As an attacking spearhead, captain and inspirational leader of a generation, Samuel Eto’o will have several roles to perform for Cameroon in the coming days. The undisputed star of the Indomitable Lions pack, the Inter Milan striker also has the responsibility of ensuring that coach Paul Le Guen’s message gets through to his team-mates, one he can be expected to fulfil with authority.

Eto’o was the obvious choice for the captain’s armband when the Frenchman took over last June and showed his motivational qualities during Cameroon’s successful push for a place at South Africa 2010, the sixth occasion on which they have reached the FIFA World Cup™ finals.

Fresh from helping the Milan giants clinch a Serie A, Coppa di Italia and UEFA Champions League treble, Eto’o remains as hungry for success on the international stage as he has always been.
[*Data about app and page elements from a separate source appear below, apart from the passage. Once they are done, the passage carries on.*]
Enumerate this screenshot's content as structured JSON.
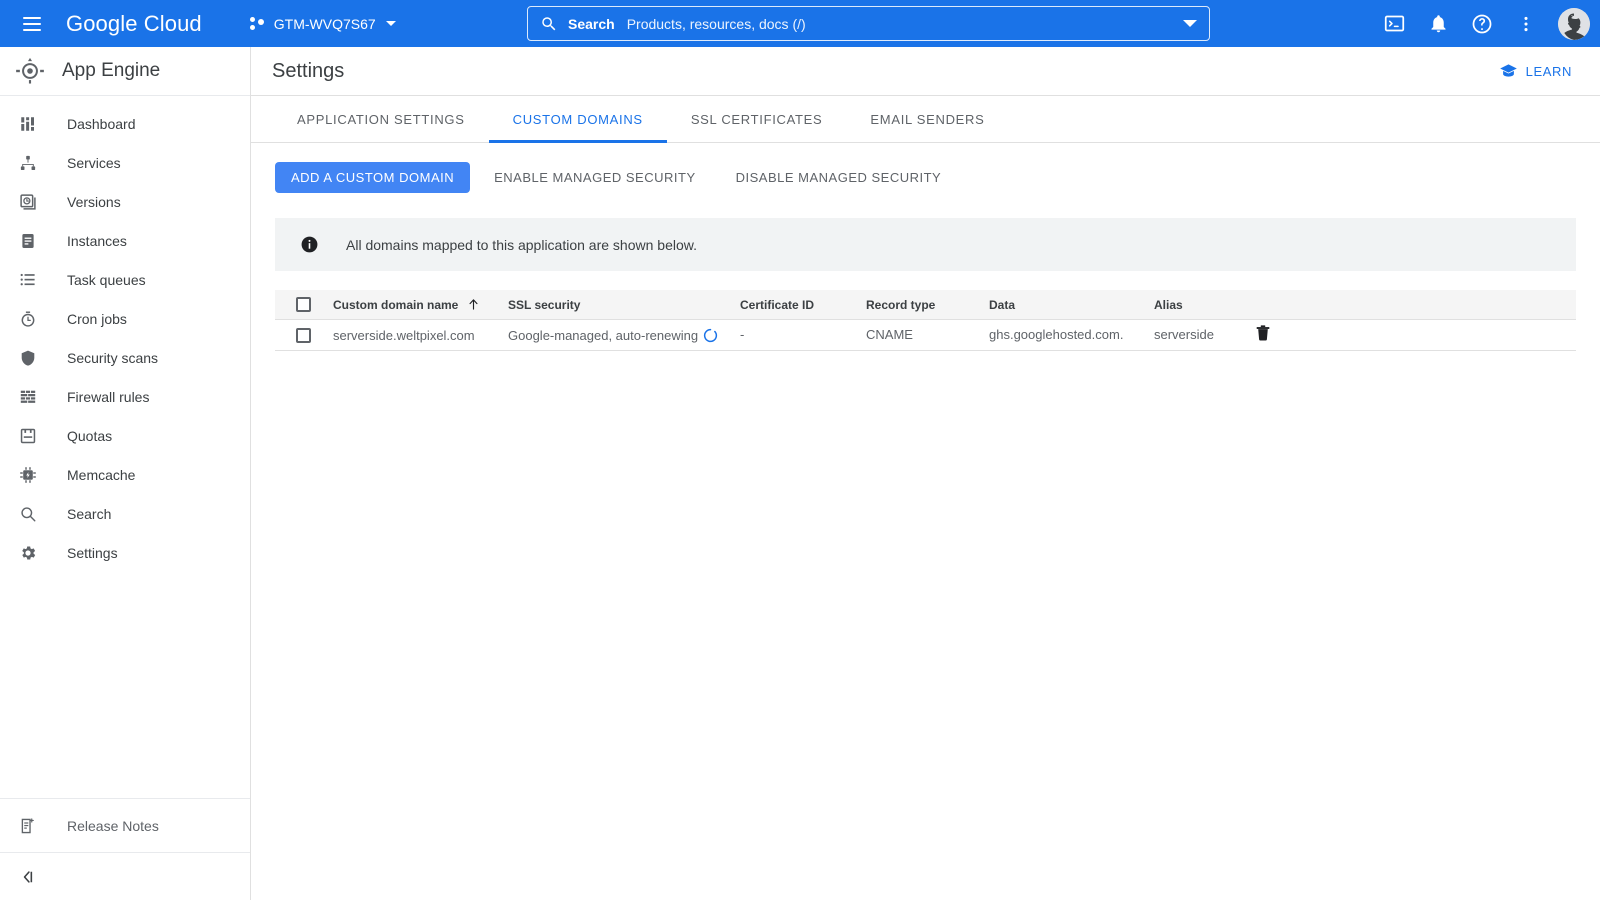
{
  "topbar": {
    "menu_icon": "hamburger-icon",
    "brand": "Google Cloud",
    "project": {
      "icon": "project-dots-icon",
      "name": "GTM-WVQ7S67",
      "caret": "chevron-down-icon"
    },
    "search": {
      "icon": "search-icon",
      "label": "Search",
      "placeholder": "Products, resources, docs (/)",
      "chevron": "chevron-down-icon"
    },
    "actions": [
      {
        "name": "cloud-shell-icon",
        "title": "Activate Cloud Shell"
      },
      {
        "name": "notifications-bell-icon",
        "title": "Notifications"
      },
      {
        "name": "help-icon",
        "title": "Help"
      },
      {
        "name": "more-options-icon",
        "title": "More options"
      }
    ],
    "avatar": "user-avatar"
  },
  "sidebar": {
    "product_icon": "app-engine-icon",
    "product_name": "App Engine",
    "items": [
      {
        "icon": "dashboard-icon",
        "label": "Dashboard"
      },
      {
        "icon": "services-icon",
        "label": "Services"
      },
      {
        "icon": "versions-icon",
        "label": "Versions"
      },
      {
        "icon": "instances-icon",
        "label": "Instances"
      },
      {
        "icon": "task-queues-icon",
        "label": "Task queues"
      },
      {
        "icon": "cron-jobs-icon",
        "label": "Cron jobs"
      },
      {
        "icon": "security-scans-icon",
        "label": "Security scans"
      },
      {
        "icon": "firewall-rules-icon",
        "label": "Firewall rules"
      },
      {
        "icon": "quotas-icon",
        "label": "Quotas"
      },
      {
        "icon": "memcache-icon",
        "label": "Memcache"
      },
      {
        "icon": "search-icon",
        "label": "Search"
      },
      {
        "icon": "settings-gear-icon",
        "label": "Settings"
      }
    ],
    "release_notes": {
      "icon": "release-notes-icon",
      "label": "Release Notes"
    },
    "collapse": {
      "icon": "collapse-panel-icon"
    }
  },
  "page": {
    "title": "Settings",
    "learn": {
      "icon": "graduation-cap-icon",
      "label": "LEARN"
    }
  },
  "tabs": [
    {
      "label": "APPLICATION SETTINGS",
      "active": false
    },
    {
      "label": "CUSTOM DOMAINS",
      "active": true
    },
    {
      "label": "SSL CERTIFICATES",
      "active": false
    },
    {
      "label": "EMAIL SENDERS",
      "active": false
    }
  ],
  "toolbar": {
    "add_domain_label": "ADD A CUSTOM DOMAIN",
    "enable_security_label": "ENABLE MANAGED SECURITY",
    "disable_security_label": "DISABLE MANAGED SECURITY"
  },
  "banner": {
    "icon": "info-icon",
    "text": "All domains mapped to this application are shown below."
  },
  "table": {
    "columns": [
      "Custom domain name",
      "SSL security",
      "Certificate ID",
      "Record type",
      "Data",
      "Alias"
    ],
    "sort_column": "Custom domain name",
    "sort_icon": "arrow-up-icon",
    "rows": [
      {
        "domain": "serverside.weltpixel.com",
        "ssl_security": "Google-managed, auto-renewing",
        "ssl_status_icon": "loading-spinner-icon",
        "certificate_id": "-",
        "record_type": "CNAME",
        "data": "ghs.googlehosted.com.",
        "alias": "serverside",
        "delete_icon": "trash-icon"
      }
    ]
  },
  "colors": {
    "brand_blue": "#1a73e8",
    "button_blue": "#4285f4",
    "text_primary": "#3c4043",
    "text_secondary": "#5f6368",
    "banner_bg": "#f1f3f4",
    "table_header_bg": "#f5f5f5",
    "border": "#e0e0e0"
  }
}
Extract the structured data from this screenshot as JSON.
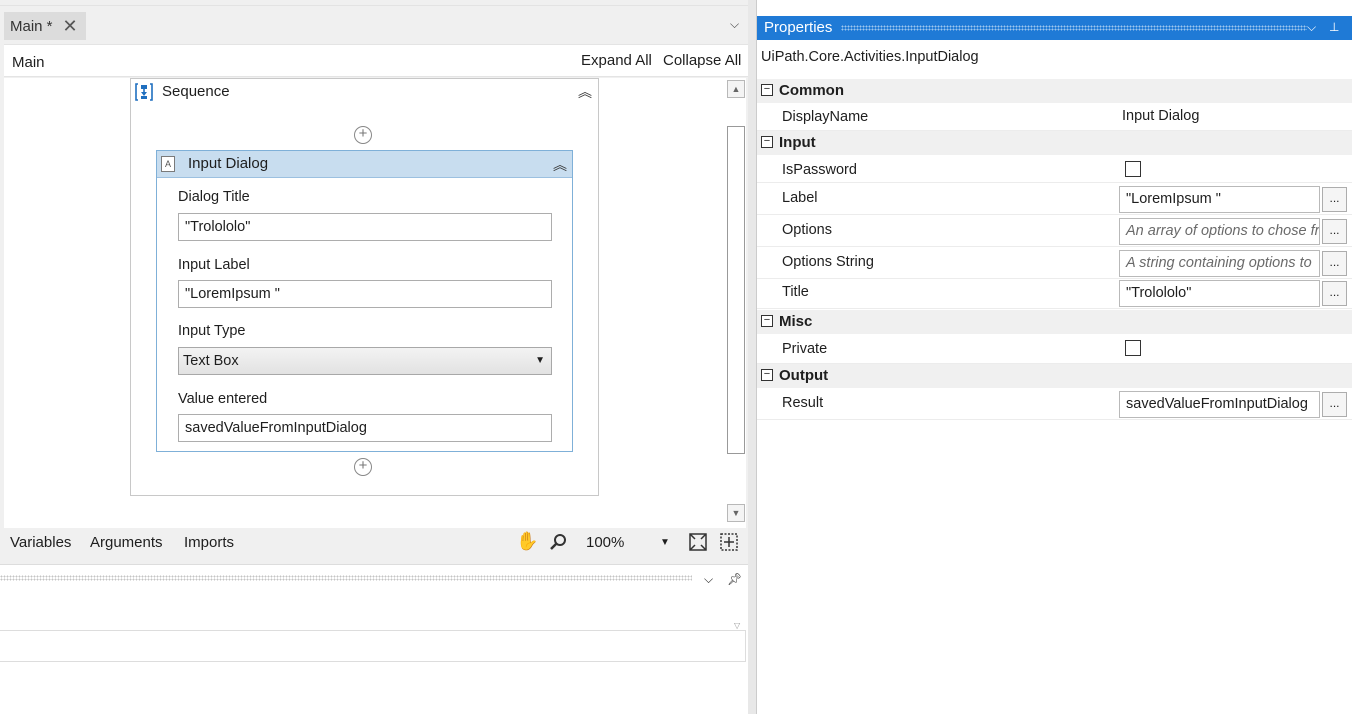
{
  "designer": {
    "tab_label": "Main *",
    "breadcrumb": "Main",
    "expand_all": "Expand All",
    "collapse_all": "Collapse All",
    "sequence_title": "Sequence",
    "activity": {
      "title": "Input Dialog",
      "dialog_title_label": "Dialog Title",
      "dialog_title_value": "\"Trolololo\"",
      "input_label_label": "Input Label",
      "input_label_value": "\"LoremIpsum \"",
      "input_type_label": "Input Type",
      "input_type_value": "Text Box",
      "value_entered_label": "Value entered",
      "value_entered_value": "savedValueFromInputDialog"
    }
  },
  "bottom_bar": {
    "variables": "Variables",
    "arguments": "Arguments",
    "imports": "Imports",
    "zoom": "100%"
  },
  "properties": {
    "header": "Properties",
    "type_name": "UiPath.Core.Activities.InputDialog",
    "categories": {
      "common": "Common",
      "input": "Input",
      "misc": "Misc",
      "output": "Output"
    },
    "rows": {
      "display_name": {
        "name": "DisplayName",
        "value": "Input Dialog"
      },
      "is_password": {
        "name": "IsPassword",
        "checked": false
      },
      "label": {
        "name": "Label",
        "value": "\"LoremIpsum \""
      },
      "options": {
        "name": "Options",
        "placeholder": "An array of options to chose from"
      },
      "options_string": {
        "name": "Options String",
        "placeholder": "A string containing options to"
      },
      "title": {
        "name": "Title",
        "value": "\"Trolololo\""
      },
      "private": {
        "name": "Private",
        "checked": false
      },
      "result": {
        "name": "Result",
        "value": "savedValueFromInputDialog"
      }
    },
    "ellipsis": "..."
  },
  "icons": {
    "close": "close-icon",
    "dropdown": "chevron-down-icon",
    "pin": "pin-icon",
    "collapse": "double-chevron-up-icon",
    "add": "plus-circle-icon",
    "hand": "hand-pan-icon",
    "zoom": "magnifier-icon",
    "fit": "fit-to-screen-icon",
    "reset": "reset-zoom-icon"
  }
}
And it is that undiminished appetite that made Le Guen’s choice to appoint the irrepressible goal-getter as his on-field leader an easy one.

"When I handed these responsibilities to him I wanted to make a statement," the former Lyon and Glasgow Rangers coach tells FIFA in an exclusive interview. "Samuel Eto’o is a talismanic player and the most important member of the team. They know what a great champion he is, and he always plays for his country with pride. He is also an out-and-out team man, as he showed for Inter this season."

Such a burden might be too much for many players. But then again Eto’o is no ordinary footballer and has a very clear understanding of his obligations over the coming days, with tomorrow’s meeting with Japan providing the latest major test of his tenure.

Samuel Eto’o is a talismanic player and the most important member of the team.

Paul Le Guen, Cameroon coach

"To my mind being a captain means being a leader of men," said Eto'o. "And you don’t need an armband for that. What I always try to do is be the coach's right-hand man out on the pitch."

Given his admiration for Le Guen, it is a role he will be more than happy to carry out at South Africa 2010. "He’s come in and really helped the players to relax and calm down. The progress we’ve made recently is all down to him."

Sharing the workload
Cameroon’s top scorer in the qualifiers with nine goals, Eto’o is adamant he can cope with the pressure of being the nation’s standard bearer: "I scored a lot of goals for sure but I couldn’t have done that without the rest of the team helping me. I can’t get the ball and do everything on my own, I need them to get the ball to me and know I can always rely on them for that.

"We have some good players like Eric Choupo Moting, who is a young man with a lot of talent," he continues. "Then there are the old hands like Pierre Webo, Achille Emana, Mohamadou Idrissou and Vincent [Aboubakar], who I think is a terrific player."

The value of those veterans is also not lost on Le Guen, who is expecting them to do their fair share to support Eto’o. "He’s obviously a valuable asset but we have many other strings to our bow and I am absolutely convinced we can show that during the course of the competition," explains the Cameroon boss. “We’re going to prove that we are not entirely dependent on him."

Great expectations
Though his side was knocked out early at the CAF African Cup of Nations Angola 2010 and suffered recent friendly defeats to Portugal and Serbia, Le Guen’s confidence in his charges remains undimmed.

"First of all we’ve only played away games and we drew with Italy in one of those matches," he explains. "I don’t think all the hard work we’ve done should be undermined just because of those warm-up games. I can tell you we weren’t even thinking about winning them. Eto’o only played for 20 minutes against Portugal, but I’m not worried about that in the slightest. What I was looking for was a good workout and that’s what we got."

Part of the Frenchman’s motivation for success is founded on the fanatical support his team have been receiving from the Cameroonian people: "The country expects a lot of us. There’s a very strong bond between the fans and the national team and everyone’s expecting us to win. That’s what they’re dreaming about and that’s why we need to set our minds on going a long way."

Echoing those sentiments, the African Player of the Year in 2003, 2004 and 2005 is intent on tapping into that huge swell of support and breaking into new territory. "I hope we can match their expectations and go as far as possible, further than in 2002," he says by way of conclusion. "I can’t wait to get started and experience some more memorable moments."